My worst days were also my most ambitious days.
I was 30 and had just become pastor of a new church. I threw myself into ministry. I was motivated by God’s glory, but I was also motivated by a desire to prove myself adequate to the larger role I’d just taken.
My ambition was interrupted one day by my wife. She had been gently dropping hints that I wasn’t paying adequate attention to our relationship, but I’d missed them. On that particular day, she tried a more direct approach. She got my attention. In my ambition, I’d failed at one of my primary callings: to love my wife as Christ loved the church.
Ambition isn’t all bad. “Ambition is prizing something so much that we go after it; we’re willing to sacrifice to get it,” writes Dave Harvey in his book Rescuing Ambition. I can think of some circumstances in which it’s commendable to cultivate ambition toward a worthy goal.
But we should also exercise caution. “To be ambitious of true honour and of the real glory and perfection of our nature is the very principle and incentive of virtue,” wrote Sir Philip Sidney, “but to be ambitious of titles, place, ceremonial respects, and pageantry, is as vain and little as the things are which we court.” Or, put more bluntly, “The Christian who is ambitious to be a star disqualifies himself as a leader” (David Watson).
I’ve been meditating lately on 1 Thessalonians 4:10-11: “But we urge you, brothers, to … aspire to live quietly, and to mind your own affairs, and to work with your hands, as we instructed you, so that you may walk properly before outsiders and be dependent on no one.”
Paul tells them to set an ambition to live a quiet life. In a way, he’s encouraging them to make their ambition to have no ambition. Paul tells them to aspire to live quietly, doing their own work, not looking for external validation, and not meddling with the lives of others.
Does this mean we abandon all goals? Chad Bird explains:
To lead a quiet life doesn’t mean we lower our expectations; it means we lower our eyes. We look beside us. We look around us. Rather than gaping upward at the next trophy we’ll win, the next raise we’ll earn, we look beside us at the people whom God has placed in our lives for us to serve.
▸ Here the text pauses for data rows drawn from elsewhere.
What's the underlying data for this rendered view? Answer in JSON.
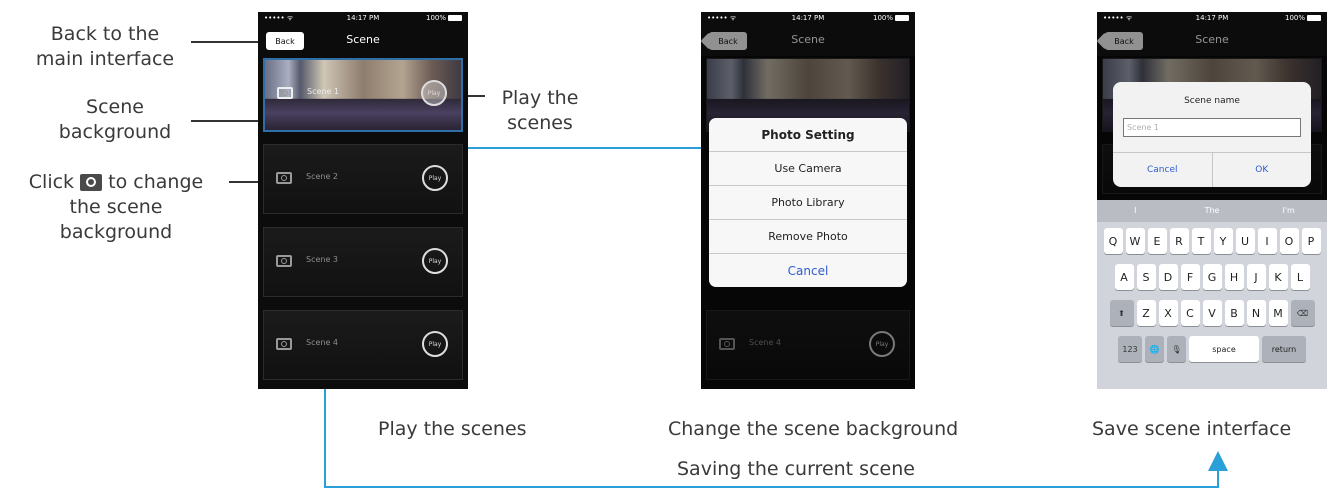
{
  "annotations": {
    "back_line1": "Back to the",
    "back_line2": "main interface",
    "scene_bg_line1": "Scene",
    "scene_bg_line2": "background",
    "click_prefix": "Click",
    "click_suffix": "to change",
    "click_line2": "the scene",
    "click_line3": "background",
    "play_line1": "Play the",
    "play_line2": "scenes"
  },
  "captions": {
    "phone1": "Play the scenes",
    "phone2": "Change the scene background",
    "phone3": "Save scene interface",
    "bottom": "Saving the current scene"
  },
  "statusbar": {
    "signal": "••••• ᯤ",
    "time": "14:17 PM",
    "battery": "100%"
  },
  "phone1": {
    "back_label": "Back",
    "title": "Scene",
    "scenes": [
      {
        "label": "Scene 1",
        "play": "Play"
      },
      {
        "label": "Scene 2",
        "play": "Play"
      },
      {
        "label": "Scene 3",
        "play": "Play"
      },
      {
        "label": "Scene 4",
        "play": "Play"
      }
    ]
  },
  "phone2": {
    "back_label": "Back",
    "title": "Scene",
    "sheet": {
      "title": "Photo Setting",
      "use_camera": "Use Camera",
      "photo_library": "Photo Library",
      "remove_photo": "Remove Photo",
      "cancel": "Cancel"
    },
    "scene4_label": "Scene 4",
    "play": "Play"
  },
  "phone3": {
    "back_label": "Back",
    "title": "Scene",
    "alert": {
      "title": "Scene name",
      "placeholder": "Scene 1",
      "cancel": "Cancel",
      "ok": "OK"
    },
    "suggestions": [
      "I",
      "The",
      "I'm"
    ],
    "row1": [
      "Q",
      "W",
      "E",
      "R",
      "T",
      "Y",
      "U",
      "I",
      "O",
      "P"
    ],
    "row2": [
      "A",
      "S",
      "D",
      "F",
      "G",
      "H",
      "J",
      "K",
      "L"
    ],
    "row3": [
      "Z",
      "X",
      "C",
      "V",
      "B",
      "N",
      "M"
    ],
    "shift": "⬆",
    "delete": "⌫",
    "numbers": "123",
    "globe": "🌐",
    "mic": "🎙",
    "space": "space",
    "return": "return"
  },
  "colors": {
    "arrow": "#2a9fd8",
    "line": "#333333"
  }
}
And we consider their interests, their needs, more significant than our own (Phil 2:3). We shift our gaze from the “next big thing” to all the little things we miss when we’re mesmerized by the idols of bigger, better, bolder.
At the same time, we lower our eyes to see God at work in the underwhelming simplicities of ordinary, daily life.
I don’t exactly know how to resolve the tension in my life. I want to sacrifice for worthy goals. I want to be ambitious in a godly way. But I should also aspire to just be faithful with what God’s put in front of me: the people he’s given me to love, the place where he’s called me to serve, and the work that he’s given me to do.
I suppose I still have some ambition, but I’m learning to trust it less. Ambition can lead us down some dangerous roads, so it’s important to learn how to be ambitious to live a quiet life, quietly discharging the work God has given us to do.